I'm sure they've gone over the numbers and determined the only way to generate enough ad revenue would be to seriously annoy the users, all of whom are familiar with Adblock anyway. And why go down that road if they don't have to, there's nothing wrong with asking for contributions in order to put out a product they're proud of. Advertising in print has always been a supplemental thing, the real money came from subscriptions.
And why go down that road if they don't have to, there's
nothing wrong with asking for contributions in order to
put out a product they're proud of
They've explained it as they're losing money and they will continue losing money unless a substantial number of people sign up to reddit gold. Asking for contributions is an absolutely wonderful idea (they've been doing it for over 2 years and I signed up the first day it was available -- the company I work for also has a similar system to reddit gold for our websites) however I do not agree with sacrificing actual user experience in the name of "freedom".
As I said in my comment I would love to see a comment from someone involved with reddit previously or presently on whether or not the fear of user outrage is a driving force behind this refusal to invest in proper advertising, because it seems to be that way.
From the way the blog post reads I don't think the issue is that they can't make money with adverts, it states:
we can start running a bunch more ads

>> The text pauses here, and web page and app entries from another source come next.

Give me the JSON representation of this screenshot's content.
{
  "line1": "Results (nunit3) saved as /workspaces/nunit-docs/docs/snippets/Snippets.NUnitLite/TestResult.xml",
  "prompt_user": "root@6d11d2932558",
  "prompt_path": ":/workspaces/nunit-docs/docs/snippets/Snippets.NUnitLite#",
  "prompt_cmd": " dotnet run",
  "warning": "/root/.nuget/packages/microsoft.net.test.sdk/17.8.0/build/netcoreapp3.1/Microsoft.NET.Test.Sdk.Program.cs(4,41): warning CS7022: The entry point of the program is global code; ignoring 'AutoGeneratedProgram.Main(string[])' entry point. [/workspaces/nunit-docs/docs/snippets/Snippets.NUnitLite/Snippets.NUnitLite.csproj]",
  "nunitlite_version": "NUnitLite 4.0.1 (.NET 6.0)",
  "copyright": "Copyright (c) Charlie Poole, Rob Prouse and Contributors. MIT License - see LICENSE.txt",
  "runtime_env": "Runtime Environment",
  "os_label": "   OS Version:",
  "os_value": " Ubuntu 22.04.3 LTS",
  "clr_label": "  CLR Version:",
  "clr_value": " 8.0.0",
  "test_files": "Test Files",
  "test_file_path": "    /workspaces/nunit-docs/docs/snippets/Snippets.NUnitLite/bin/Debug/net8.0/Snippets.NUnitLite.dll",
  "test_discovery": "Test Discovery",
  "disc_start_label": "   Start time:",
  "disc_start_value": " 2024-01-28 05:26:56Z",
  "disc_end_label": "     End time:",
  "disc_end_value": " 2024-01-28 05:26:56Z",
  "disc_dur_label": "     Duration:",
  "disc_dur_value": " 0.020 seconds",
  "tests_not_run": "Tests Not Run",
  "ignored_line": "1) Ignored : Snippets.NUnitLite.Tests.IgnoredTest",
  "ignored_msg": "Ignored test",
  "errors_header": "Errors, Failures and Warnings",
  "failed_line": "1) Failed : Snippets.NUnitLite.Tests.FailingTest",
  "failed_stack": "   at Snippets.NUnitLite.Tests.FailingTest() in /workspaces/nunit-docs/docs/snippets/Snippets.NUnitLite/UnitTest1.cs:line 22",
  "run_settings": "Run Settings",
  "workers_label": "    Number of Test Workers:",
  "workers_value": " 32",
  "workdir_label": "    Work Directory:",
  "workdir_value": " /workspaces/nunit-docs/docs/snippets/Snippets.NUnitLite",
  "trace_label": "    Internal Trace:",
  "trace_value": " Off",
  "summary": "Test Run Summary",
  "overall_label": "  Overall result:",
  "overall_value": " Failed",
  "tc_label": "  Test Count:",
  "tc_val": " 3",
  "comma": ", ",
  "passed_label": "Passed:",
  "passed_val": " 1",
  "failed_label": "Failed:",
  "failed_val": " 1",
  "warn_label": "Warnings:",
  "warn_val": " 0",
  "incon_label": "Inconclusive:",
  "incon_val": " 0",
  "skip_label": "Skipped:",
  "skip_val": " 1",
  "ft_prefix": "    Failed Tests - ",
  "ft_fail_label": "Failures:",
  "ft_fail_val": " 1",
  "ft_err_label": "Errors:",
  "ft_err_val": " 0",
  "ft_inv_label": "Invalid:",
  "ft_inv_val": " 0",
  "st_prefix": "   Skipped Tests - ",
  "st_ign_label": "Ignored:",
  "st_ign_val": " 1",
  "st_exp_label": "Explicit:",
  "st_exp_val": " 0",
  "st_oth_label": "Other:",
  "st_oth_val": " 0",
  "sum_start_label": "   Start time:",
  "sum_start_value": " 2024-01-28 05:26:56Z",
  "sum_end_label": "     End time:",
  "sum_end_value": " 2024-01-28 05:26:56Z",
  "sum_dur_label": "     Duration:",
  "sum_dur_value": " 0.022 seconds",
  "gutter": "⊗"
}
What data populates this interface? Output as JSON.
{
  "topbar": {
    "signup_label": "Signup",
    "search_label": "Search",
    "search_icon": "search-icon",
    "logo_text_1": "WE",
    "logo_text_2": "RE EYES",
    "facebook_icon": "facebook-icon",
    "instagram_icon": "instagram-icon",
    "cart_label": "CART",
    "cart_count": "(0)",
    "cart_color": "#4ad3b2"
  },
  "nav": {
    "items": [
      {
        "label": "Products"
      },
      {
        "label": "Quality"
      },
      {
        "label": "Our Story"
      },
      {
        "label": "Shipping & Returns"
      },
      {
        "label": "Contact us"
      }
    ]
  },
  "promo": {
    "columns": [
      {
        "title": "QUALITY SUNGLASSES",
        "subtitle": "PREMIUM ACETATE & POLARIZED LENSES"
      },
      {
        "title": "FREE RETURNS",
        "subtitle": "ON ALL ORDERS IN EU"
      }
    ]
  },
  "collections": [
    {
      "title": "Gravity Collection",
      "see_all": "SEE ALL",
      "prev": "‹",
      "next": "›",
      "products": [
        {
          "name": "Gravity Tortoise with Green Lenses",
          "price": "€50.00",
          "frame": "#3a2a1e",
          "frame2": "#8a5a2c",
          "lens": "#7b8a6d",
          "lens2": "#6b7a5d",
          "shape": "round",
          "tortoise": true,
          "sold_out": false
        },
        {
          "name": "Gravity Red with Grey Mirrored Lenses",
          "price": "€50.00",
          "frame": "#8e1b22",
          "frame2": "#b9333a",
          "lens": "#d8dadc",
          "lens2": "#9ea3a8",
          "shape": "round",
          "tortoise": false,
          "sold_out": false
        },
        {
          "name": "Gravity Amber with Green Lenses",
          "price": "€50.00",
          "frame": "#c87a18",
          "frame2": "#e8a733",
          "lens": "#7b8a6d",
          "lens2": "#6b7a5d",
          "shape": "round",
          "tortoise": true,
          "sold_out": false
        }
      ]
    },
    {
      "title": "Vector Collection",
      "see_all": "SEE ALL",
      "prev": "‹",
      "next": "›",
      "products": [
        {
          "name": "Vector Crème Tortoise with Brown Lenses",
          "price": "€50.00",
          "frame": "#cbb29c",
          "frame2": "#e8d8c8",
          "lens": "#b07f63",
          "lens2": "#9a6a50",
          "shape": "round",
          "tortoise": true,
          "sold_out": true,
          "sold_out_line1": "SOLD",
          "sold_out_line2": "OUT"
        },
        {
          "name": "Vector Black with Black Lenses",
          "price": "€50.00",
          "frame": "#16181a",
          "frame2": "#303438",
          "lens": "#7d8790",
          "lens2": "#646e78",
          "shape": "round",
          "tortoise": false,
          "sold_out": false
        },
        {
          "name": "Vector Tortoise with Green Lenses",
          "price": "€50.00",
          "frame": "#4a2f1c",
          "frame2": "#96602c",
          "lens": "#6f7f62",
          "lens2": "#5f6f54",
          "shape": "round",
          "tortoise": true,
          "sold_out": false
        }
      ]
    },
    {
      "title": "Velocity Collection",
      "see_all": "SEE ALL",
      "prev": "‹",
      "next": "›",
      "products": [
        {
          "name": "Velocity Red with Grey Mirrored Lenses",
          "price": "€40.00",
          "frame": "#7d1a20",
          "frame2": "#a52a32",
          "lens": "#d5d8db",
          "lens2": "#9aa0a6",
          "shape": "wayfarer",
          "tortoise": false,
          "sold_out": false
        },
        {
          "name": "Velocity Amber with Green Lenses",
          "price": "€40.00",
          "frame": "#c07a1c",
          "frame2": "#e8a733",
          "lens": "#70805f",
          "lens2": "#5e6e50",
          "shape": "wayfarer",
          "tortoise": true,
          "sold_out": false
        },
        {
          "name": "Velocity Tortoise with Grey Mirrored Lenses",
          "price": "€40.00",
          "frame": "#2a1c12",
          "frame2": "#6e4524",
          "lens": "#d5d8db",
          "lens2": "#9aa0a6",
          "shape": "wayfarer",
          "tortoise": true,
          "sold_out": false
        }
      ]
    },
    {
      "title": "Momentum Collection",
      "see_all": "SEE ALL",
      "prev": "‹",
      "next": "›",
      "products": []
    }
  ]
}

That seems to imply that adverts are a way for them to make the money they need, it's just one they want to avoid. Maybe they're sugar coating it because saying "if you don't pay up the site is dead" may come with PR problems, but that seems unlikely. My experience with internet advertising is not extensive, it's possible you're right but I think figures would be needed to understand that.
I think that if they want to really commit to the idea that reddit gold can support the site they need to have targets (A counter of the # of people that need to sign up this month), something that people can understand and associate with. If there's 50,000 people needed every month to be paying and it's at 40,000 people will be compelled to sign up to feel like they're contributing.
Looking at what reddit does, I seriously doubt this. They're not a "publication". They don't have to pay writers/journalists to create content, the content comes free. There are many ad-based sites that don't have that luxury. Event moderators come from the community, they're only significant costs is infrastructure and payroll. I use to work for a company that has a fraction of the uniques reddit gets (still in the millions a month though) and that 1) does a lot more then reddit as a product and 2) has significant other costs outside of salary and infrastructure and was still not in the red. Also, this wasn't shitty advertising, the ads were well monitored and we broke ties with networks/advertisers that we found continuously had crappy ads.
There's also no control over the content. As an advertiser, I would be worried with where my ads may end up. With a traditional publication, I generally know the type of content that will come out and their policies.
For your publication, the writers will keep writing as their job, but if you upset the content generators at reddit, you'll lose your content source.
In general, monetization of a publication is a more proven model than monetization of user generated content.